The head of the US Air Force's Air Combat Command (ACC) has qualified to fly the Lockheed Martin F-22 Raptor.
Gen Mike Hostage started training to fly the stealthy fifth-generation fighter in solidarity with the Raptor pilots under his command. F-22 pilots have been experiencing a series of hypoxia-like physiological incidents which have yet to be explained.
"I'm asking these airmen to assume some risk that exceeds the norm in day-to-day training, and I have to be willing to do it myself and experience firsthand what they do," Hostage says.
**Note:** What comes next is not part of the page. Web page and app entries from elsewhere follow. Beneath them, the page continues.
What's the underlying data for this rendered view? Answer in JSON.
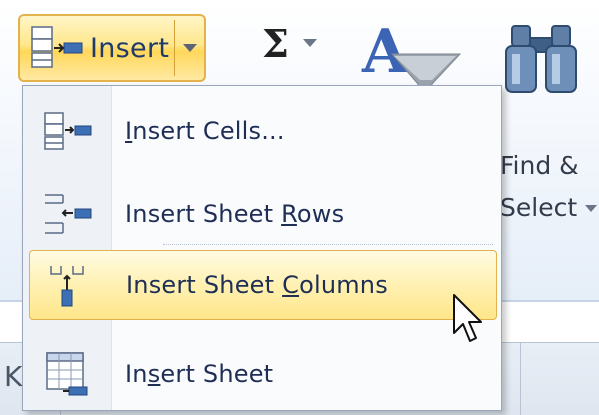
{
  "ribbon": {
    "insert_label": "Insert",
    "sum_glyph": "Σ",
    "find_label_line1": "Find &",
    "find_label_line2": "Select"
  },
  "menu": {
    "items": [
      {
        "label": "Insert Cells...",
        "underline": "I",
        "icon": "insert-cells-icon",
        "hovered": false
      },
      {
        "label": "Insert Sheet Rows",
        "underline": "R",
        "icon": "insert-rows-icon",
        "hovered": false
      },
      {
        "label": "Insert Sheet Columns",
        "underline": "C",
        "icon": "insert-columns-icon",
        "hovered": true
      },
      {
        "label": "Insert Sheet",
        "underline": "s",
        "icon": "insert-sheet-icon",
        "hovered": false
      }
    ]
  },
  "sheet": {
    "column_letter_partial": "K"
  },
  "colors": {
    "hover_fill": "#ffe68a",
    "hover_border": "#e0b34c",
    "menu_text": "#1e2e55"
  }
}
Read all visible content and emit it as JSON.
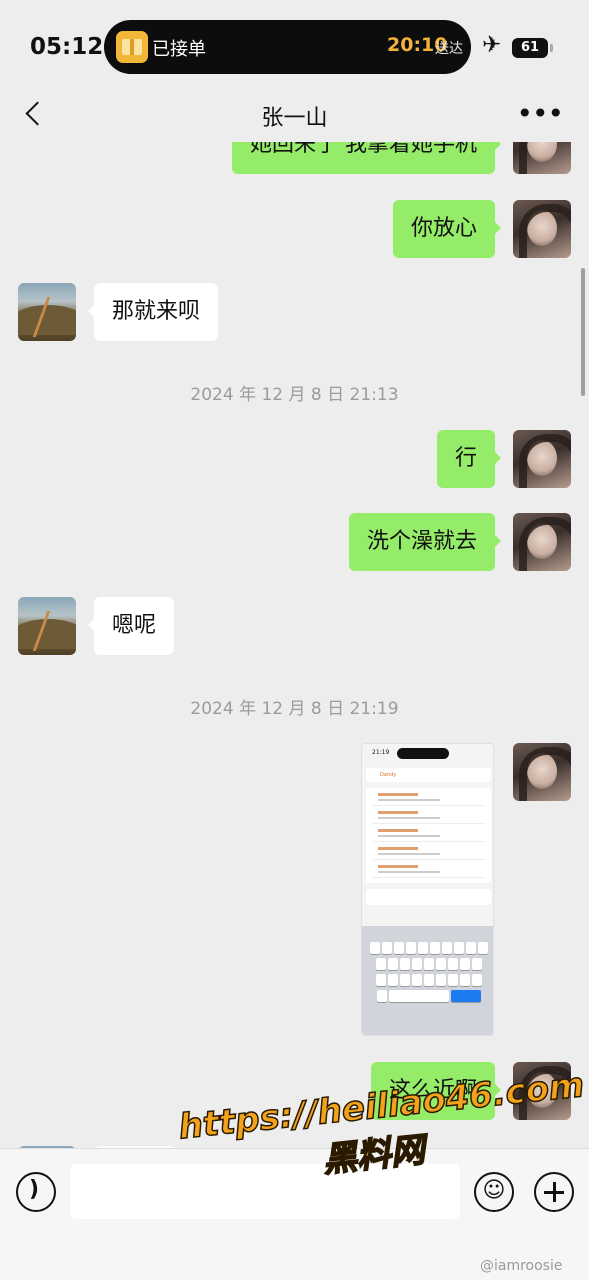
{
  "status_bar": {
    "time": "05:12",
    "island_label": "已接单",
    "island_time": "20:10",
    "island_sub": "送达",
    "battery": "61",
    "airplane_icon": "airplane-icon"
  },
  "nav": {
    "title": "张一山",
    "more": "•••"
  },
  "messages": [
    {
      "from": "me",
      "text": "她回来了 我拿着她手机"
    },
    {
      "from": "me",
      "text": "你放心"
    },
    {
      "from": "other",
      "text": "那就来呗"
    },
    {
      "type": "timestamp",
      "text": "2024 年 12 月 8 日 21:13"
    },
    {
      "from": "me",
      "text": "行"
    },
    {
      "from": "me",
      "text": "洗个澡就去"
    },
    {
      "from": "other",
      "text": "嗯呢"
    },
    {
      "type": "timestamp",
      "text": "2024 年 12 月 8 日 21:19"
    },
    {
      "from": "me",
      "type": "image",
      "text": "手机截图"
    },
    {
      "from": "me",
      "text": "这么近啊"
    }
  ],
  "screenshot": {
    "time": "21:19",
    "search_text": "Dandy"
  },
  "input_bar": {
    "emoji": "☺"
  },
  "watermark": {
    "url": "https://heiliao46.com",
    "name": "黑料网",
    "weibo": "@iamroosie"
  }
}
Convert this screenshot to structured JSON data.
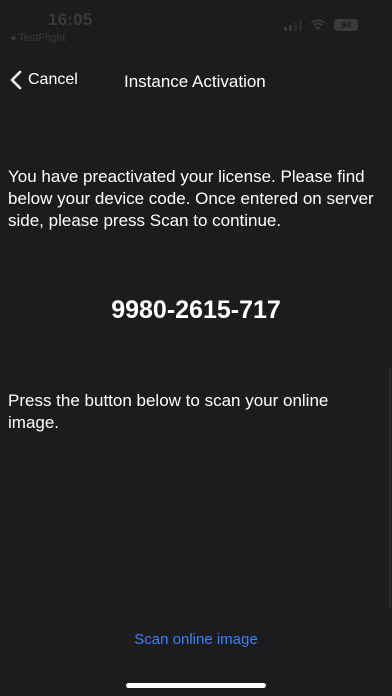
{
  "status_bar": {
    "time": "16:05",
    "back_app": "◂ TestFlight",
    "battery": "94"
  },
  "nav": {
    "cancel_label": "Cancel",
    "title": "Instance Activation"
  },
  "content": {
    "info_text": "You have preactivated your license. Please find below your device code. Once entered on server side, please press Scan to continue.",
    "device_code": "9980-2615-717",
    "instruction_text": "Press the button below to scan your online image.",
    "scan_button_label": "Scan online image"
  },
  "colors": {
    "background": "#1c1c1e",
    "accent": "#3a82f7",
    "text": "#ffffff"
  }
}
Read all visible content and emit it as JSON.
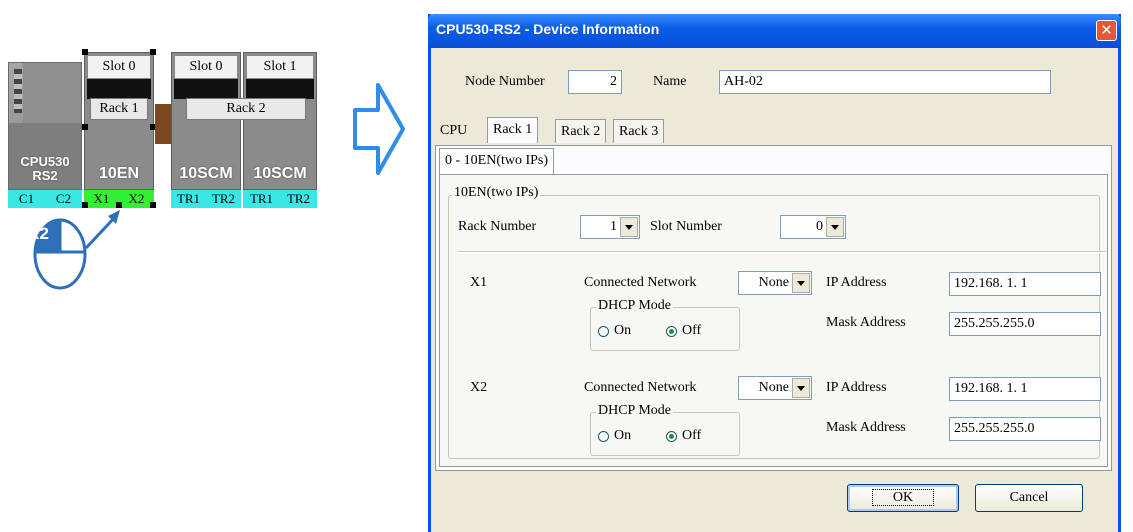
{
  "diagram": {
    "cpu_label_line1": "CPU530",
    "cpu_label_line2": "RS2",
    "cpu_ports": [
      "C1",
      "C2"
    ],
    "slot_rack1": "Slot 0",
    "rack1_label": "Rack 1",
    "module_rack1": "10EN",
    "module_rack1_ports": [
      "X1",
      "X2"
    ],
    "slot_rack2_0": "Slot 0",
    "slot_rack2_1": "Slot 1",
    "rack2_label": "Rack 2",
    "module_rack2_0": "10SCM",
    "module_rack2_1": "10SCM",
    "module_rack2_0_ports": [
      "TR1",
      "TR2"
    ],
    "module_rack2_1_ports": [
      "TR1",
      "TR2"
    ],
    "double_click_badge": "x2",
    "colors": {
      "cpu_port_bar": "#37e8e4",
      "en_port_bar": "#33f033",
      "scm_port_bar": "#37e8e4"
    }
  },
  "dialog": {
    "title": "CPU530-RS2 - Device Information",
    "close_icon": "close-icon",
    "node_number_label": "Node Number",
    "node_number_value": "2",
    "name_label": "Name",
    "name_value": "AH-02",
    "tabs": [
      "CPU",
      "Rack 1",
      "Rack 2",
      "Rack 3"
    ],
    "active_tab": "Rack 1",
    "subtab": "0 - 10EN(two IPs)",
    "group_title": "10EN(two IPs)",
    "rack_number_label": "Rack Number",
    "rack_number_value": "1",
    "slot_number_label": "Slot Number",
    "slot_number_value": "0",
    "ports": [
      {
        "name": "X1",
        "connected_network_label": "Connected Network",
        "connected_network_value": "None",
        "dhcp_title": "DHCP Mode",
        "dhcp_on_label": "On",
        "dhcp_off_label": "Off",
        "dhcp_selected": "Off",
        "ip_label": "IP Address",
        "ip_value": "192.168.  1.  1",
        "mask_label": "Mask Address",
        "mask_value": "255.255.255.0"
      },
      {
        "name": "X2",
        "connected_network_label": "Connected Network",
        "connected_network_value": "None",
        "dhcp_title": "DHCP Mode",
        "dhcp_on_label": "On",
        "dhcp_off_label": "Off",
        "dhcp_selected": "Off",
        "ip_label": "IP Address",
        "ip_value": "192.168.  1.  1",
        "mask_label": "Mask Address",
        "mask_value": "255.255.255.0"
      }
    ],
    "ok_label": "OK",
    "cancel_label": "Cancel"
  }
}
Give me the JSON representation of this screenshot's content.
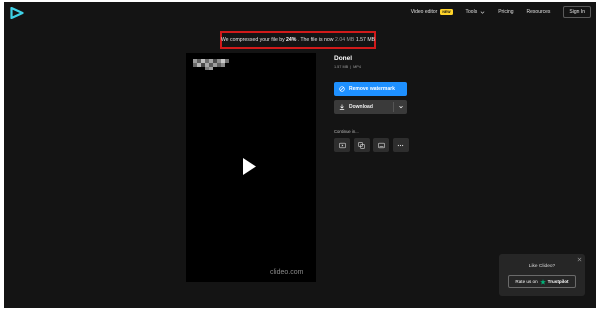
{
  "brand": {
    "logo_icon": "clideo-play-logo-icon",
    "accent": "#3fd1e6"
  },
  "nav": {
    "items": [
      {
        "label": "Video editor",
        "badge": "NEW"
      },
      {
        "label": "Tools",
        "has_dropdown": true
      },
      {
        "label": "Pricing"
      },
      {
        "label": "Resources"
      }
    ],
    "signin_label": "Sign In"
  },
  "notice": {
    "prefix": "We compressed your file by",
    "percent": "24%",
    "middle": ". The file is now",
    "old_size": "2.04 MB",
    "new_size": "1.57 MB",
    "highlight_color": "#d11a1a"
  },
  "video": {
    "watermark": "clideo.com",
    "play_icon": "play-icon"
  },
  "file": {
    "title": "Donel",
    "size": "1.57 MB",
    "separator": "|",
    "format": "MP4"
  },
  "actions": {
    "remove_watermark_label": "Remove watermark",
    "remove_watermark_color": "#1e90ff",
    "download_label": "Download"
  },
  "continue": {
    "label": "Continue in...",
    "tools": [
      {
        "icon": "video-editor-icon"
      },
      {
        "icon": "merge-icon"
      },
      {
        "icon": "subtitles-icon"
      },
      {
        "icon": "more-icon"
      }
    ]
  },
  "rating": {
    "title": "Like Clideo?",
    "button_prefix": "Rate us on",
    "button_brand": "Trustpilot",
    "star_color": "#00b67a"
  }
}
According to the USAF, Hostage completed the initial F-22 transition course at the Raptor formal training unit (FTU) at the 43rd Fighter Squadron at Tyndall AFB, Florida, on 27 June. Once he returns to Joint Base Langley-Eustis in Virginia, Hostage will undergo additional training in the Raptor, the USAF says.
Normally, pilots undergo basic aircraft qualification at an FTU before being assigned to an operation squadron. Once at an operational unit, a pilot has to undertake mission qualification training in order to be certified to go to war as a wingman.
However, because of the unusual circumstances under which Hostage ended up flying the Raptor, the general will be operating with a number of F-22 squadrons throughout the USAF.
Four-star general officers very seldom fly operationally with line units.